For all three of the teachers involved, the slam — with poets’ raw emotions and experiences on display — serves as an opportunity to demonstrate the power that comes with vulnerability.
DA eighth-grader Asia Crowley’s poem, “Cliques and Solid Bricks,” addressed her frustration with navigating complicated friend groups.
“I was really scared about talking about this, especially when I was chosen to perform it in front of the whole grade,” she said. “I was scared that people wouldn't like it and would be rude about it because it is a sensitive topic, but the results were overwhelmingly positive. … A lot of people came up to me afterward and said, hey I really liked your poem. That really needed to be said.”

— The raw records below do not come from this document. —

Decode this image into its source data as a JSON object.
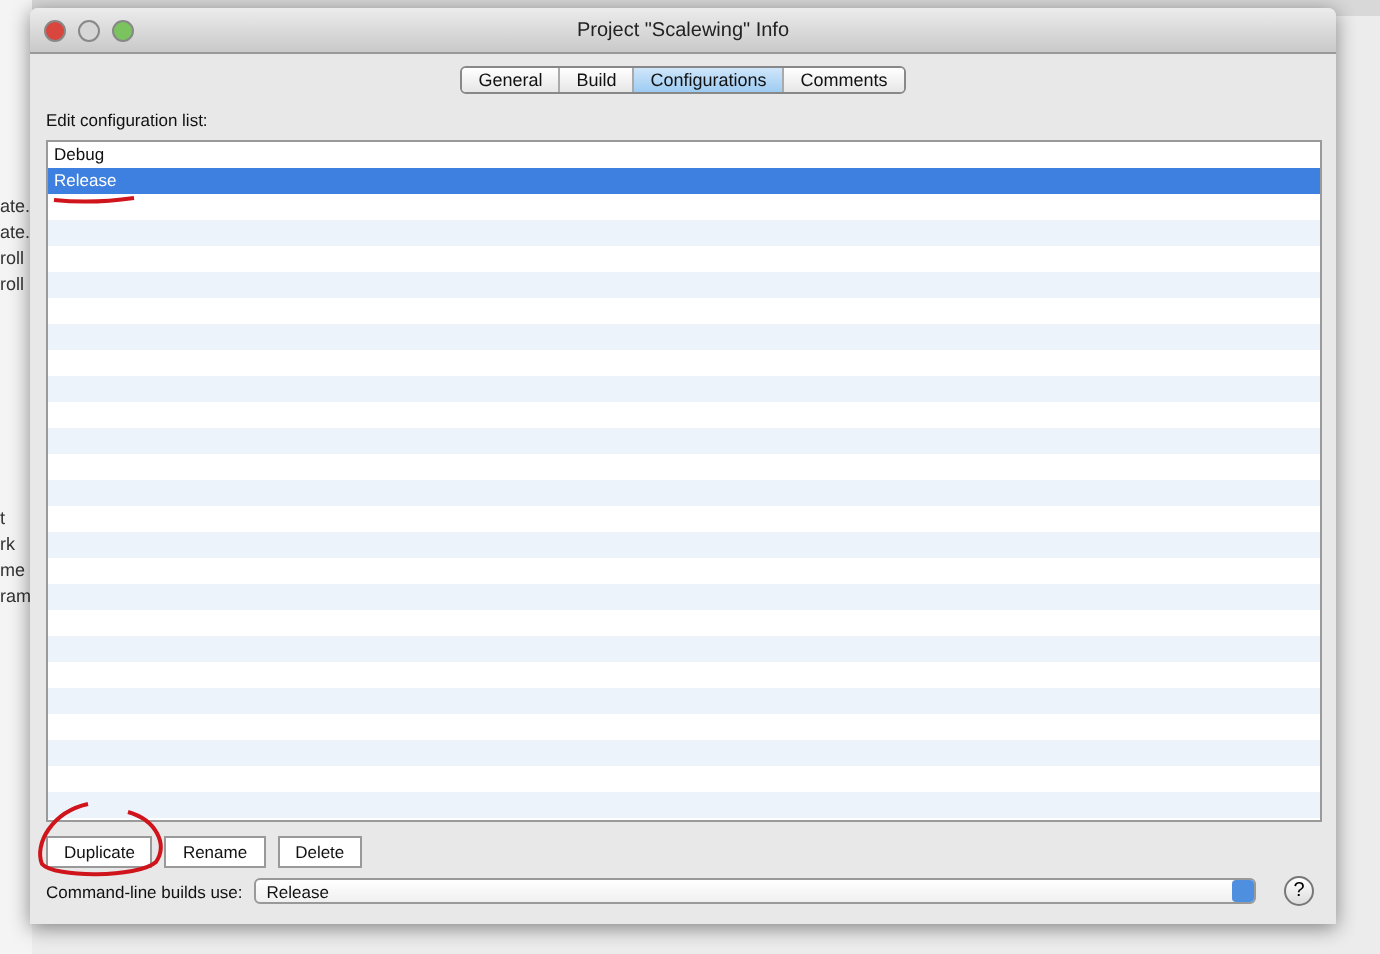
{
  "background_window": {
    "fragments": [
      "ate.",
      "ate.",
      "roll",
      "roll",
      "t",
      "rk",
      "me",
      "ram"
    ]
  },
  "window": {
    "title": "Project \"Scalewing\" Info"
  },
  "tabs": [
    {
      "label": "General",
      "selected": false
    },
    {
      "label": "Build",
      "selected": false
    },
    {
      "label": "Configurations",
      "selected": true
    },
    {
      "label": "Comments",
      "selected": false
    }
  ],
  "list_label": "Edit configuration list:",
  "configurations": [
    {
      "name": "Debug",
      "selected": false
    },
    {
      "name": "Release",
      "selected": true
    }
  ],
  "buttons": [
    "Duplicate",
    "Rename",
    "Delete"
  ],
  "command_line": {
    "label": "Command-line builds use:",
    "value": "Release"
  },
  "help_button": "?"
}
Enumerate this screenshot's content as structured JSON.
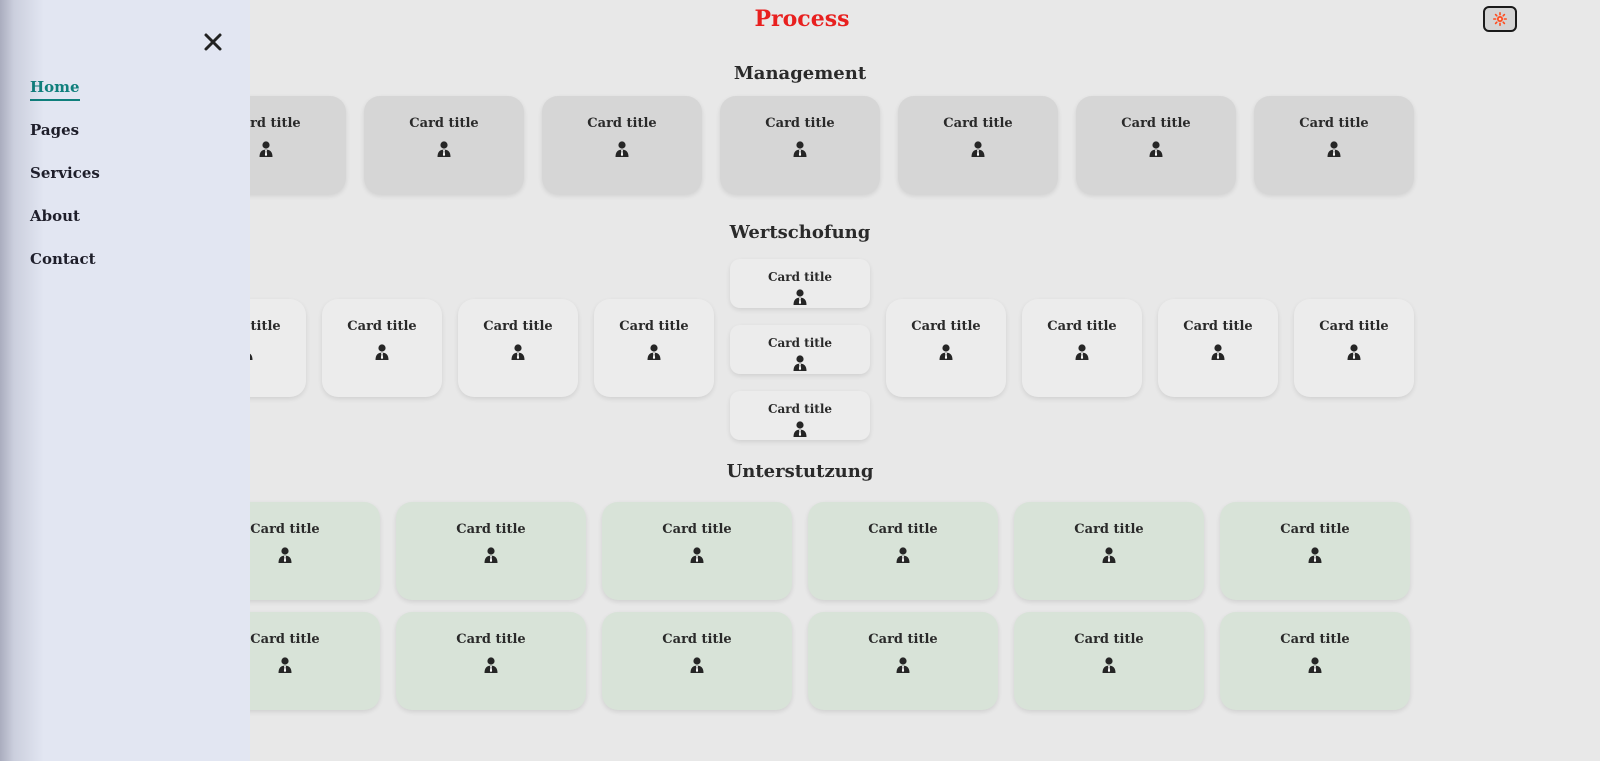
{
  "header": {
    "title": "Process",
    "theme_icon": "sun-icon",
    "theme_icon_color": "#ff4a1c",
    "title_color": "#e8201f"
  },
  "drawer": {
    "close_icon": "close-icon",
    "items": [
      {
        "label": "Home",
        "active": true
      },
      {
        "label": "Pages",
        "active": false
      },
      {
        "label": "Services",
        "active": false
      },
      {
        "label": "About",
        "active": false
      },
      {
        "label": "Contact",
        "active": false
      }
    ],
    "active_color": "#0f7f7c"
  },
  "sections": {
    "management": {
      "title": "Management",
      "card_icon": "person-icon",
      "cards": [
        "Card title",
        "Card title",
        "Card title",
        "Card title",
        "Card title",
        "Card title",
        "Card title",
        "Card title"
      ]
    },
    "wertschofung": {
      "title": "Wertschofung",
      "card_icon": "person-icon",
      "left_cards": [
        "Card title",
        "Card title",
        "Card title",
        "Card title"
      ],
      "center_cards": [
        "Card title",
        "Card title",
        "Card title"
      ],
      "right_cards": [
        "Card title",
        "Card title",
        "Card title",
        "Card title"
      ]
    },
    "unterstutzung": {
      "title": "Unterstutzung",
      "card_icon": "person-icon",
      "rows": [
        [
          "Card title",
          "Card title",
          "Card title",
          "Card title",
          "Card title",
          "Card title"
        ],
        [
          "Card title",
          "Card title",
          "Card title",
          "Card title",
          "Card title",
          "Card title"
        ]
      ]
    }
  }
}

Each DA eighth-grader writes slam poems — which aren’t intended to be read off a page but instead are memorized and performed with great effect — in language arts class. The process of writing the poems can be cathartic for students, and it has on occasion served as an opportunity for Boyd and Michelman to learn of a concern and help a student find support.
After revisions are complete, each student performs their poem for their individual class, and then the classmates all vote on which poems should be included in the slam with Rogers-Herr. The slam is attended by a few dozen Rogers-Herr students, all DA seventh- and eighth-graders and several faculty members.

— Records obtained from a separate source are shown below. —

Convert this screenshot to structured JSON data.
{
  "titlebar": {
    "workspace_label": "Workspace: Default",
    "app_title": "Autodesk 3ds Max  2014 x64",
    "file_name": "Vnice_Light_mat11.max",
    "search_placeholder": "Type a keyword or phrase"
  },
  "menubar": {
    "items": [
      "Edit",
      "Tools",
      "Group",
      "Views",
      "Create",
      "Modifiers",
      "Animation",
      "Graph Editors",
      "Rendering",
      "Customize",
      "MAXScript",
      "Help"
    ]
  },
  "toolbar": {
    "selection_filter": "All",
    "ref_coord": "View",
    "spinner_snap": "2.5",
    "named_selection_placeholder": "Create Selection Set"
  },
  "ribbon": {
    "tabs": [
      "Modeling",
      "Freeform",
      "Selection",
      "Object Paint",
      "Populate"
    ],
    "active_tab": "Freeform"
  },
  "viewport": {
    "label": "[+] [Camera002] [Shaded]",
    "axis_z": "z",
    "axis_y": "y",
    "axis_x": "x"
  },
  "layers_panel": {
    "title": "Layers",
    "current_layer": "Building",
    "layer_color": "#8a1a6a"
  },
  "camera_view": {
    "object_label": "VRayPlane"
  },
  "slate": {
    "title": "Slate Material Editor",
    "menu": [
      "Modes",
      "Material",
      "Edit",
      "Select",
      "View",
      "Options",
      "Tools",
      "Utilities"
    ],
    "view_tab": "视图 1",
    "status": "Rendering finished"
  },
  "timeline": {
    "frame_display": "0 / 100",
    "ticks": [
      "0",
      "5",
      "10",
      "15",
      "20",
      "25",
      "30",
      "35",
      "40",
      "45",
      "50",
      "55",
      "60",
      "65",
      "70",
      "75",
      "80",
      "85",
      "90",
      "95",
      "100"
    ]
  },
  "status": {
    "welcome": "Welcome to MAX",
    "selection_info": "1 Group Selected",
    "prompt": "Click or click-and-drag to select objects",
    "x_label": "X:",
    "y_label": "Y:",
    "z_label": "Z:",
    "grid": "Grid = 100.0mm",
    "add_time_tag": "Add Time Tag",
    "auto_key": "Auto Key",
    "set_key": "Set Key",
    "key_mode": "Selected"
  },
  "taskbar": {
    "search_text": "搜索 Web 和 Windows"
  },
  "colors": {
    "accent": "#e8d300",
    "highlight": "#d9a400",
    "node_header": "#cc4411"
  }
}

“I've never done any large public speaking before, and I don't really like doing that kind of stuff,” explained DA student Matthew Woodard, whose poem focused on his grief after his grandmother’s passing. “But when I was voted to do this, I just realized that I could be one of eighth-graders to inspire seventh-graders, like what happened to me. So I decided I wanted to take this opportunity and perform.”
After the slam’s roster was set, Middle School drama teacher Ellen Brown worked with the students on their presentation. DA eighth-grader Julie Kim — whose poem chronicled her experiences from her birth in South Korea, to living as a North Carolinian teenager who struggles to speak her native tongue — said she found the actual performance the most challenging aspect of the process and thanked Brown for her help in preparing.
“Getting up in front of a room I actually like better because I would rather share in a big group — especially because like the lights are on you, so you can't really see anyone,” Kim said. “So I kind of just ignored everything else and just did it.”
And lessons aren’t only learned by the students who are chosen to present their work at the slam.
“I actually think one of my favorite things is the response from the rest of the group when they are given the privilege of hearing someone's story that they would never otherwise ask for,” Boyd said. “I think it has just a significant impact on the audience as it does the actual poet.”
For Robinson, the collaborative slam serves as opportunity for young and old alike to learn a valuable life lesson.
“The older we get, the more sheltered we become and the more afraid we are,” she said. “To see our kids in that poetry slam, those little children are teaching grown-ups how can we talk about some difficult topics in a way in which we’re feeling safe and everybody’s still whole in the end, if not more whole and complete.”